Image viaCreated in cooperation with Harpa and Vodafone, from August 23 through 31, concept designer Atli Bollason and multimedia technologist Owen Hindley teamed up to play a massive game of PONG—using a building facade as their game screen. Co-opting the face of the Olafur Elíasson-designed Harpa concert hall, the interactive multimedia art piece, PONG, employs smartphones, connected to an exclusive Wifi network, to control the game's paddles in realtime on the building's 714 individually controlled LED windows. Says Bollason, "Today, computer games become sort of synonymous with solitude. So I thought it was interesting to have an open-air arcade, so to speak."

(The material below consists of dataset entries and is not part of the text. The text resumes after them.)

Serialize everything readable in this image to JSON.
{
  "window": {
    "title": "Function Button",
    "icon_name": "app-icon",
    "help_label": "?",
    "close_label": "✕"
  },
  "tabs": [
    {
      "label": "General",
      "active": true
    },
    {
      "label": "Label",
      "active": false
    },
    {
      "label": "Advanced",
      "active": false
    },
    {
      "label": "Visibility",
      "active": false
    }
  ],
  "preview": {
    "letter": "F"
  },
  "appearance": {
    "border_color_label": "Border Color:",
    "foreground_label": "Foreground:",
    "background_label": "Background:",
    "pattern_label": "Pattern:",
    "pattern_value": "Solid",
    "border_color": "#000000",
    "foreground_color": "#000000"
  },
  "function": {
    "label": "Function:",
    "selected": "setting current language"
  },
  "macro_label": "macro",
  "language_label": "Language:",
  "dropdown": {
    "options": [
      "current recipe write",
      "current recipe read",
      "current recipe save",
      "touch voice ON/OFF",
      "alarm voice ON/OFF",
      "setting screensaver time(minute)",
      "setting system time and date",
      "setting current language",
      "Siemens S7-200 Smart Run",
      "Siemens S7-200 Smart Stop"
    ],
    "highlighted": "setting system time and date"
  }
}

Inviting anyone in Reykjavik to join in on the fun, PONG was a high-tech spectacle of enormous proportions, an ode not only to the possibilities of relational, participatory art, but to the enduring simplicity of the world's first video game. Plus, it was a big step for all of the artists involved, as PONG was the first time Elíasson granted other artists the ability to use Harpa's high-tech lighting system. While placing the project on the building was no cakewalk—Hindley employed three simultaneous Node.js servers to run the game—here's to hoping Harpa opens its windows to more futuristic gaming events like these.Above, check out PONG in action, and visit www.HarpaPong.com to learn more.Related:This Gigantic Word Search Contains Every Single Word Jorge Luis Borges WroteMinecraft's Loyal Community Bids Farewell To NotchReturn To Burning Man With This High-Flying Drone Tour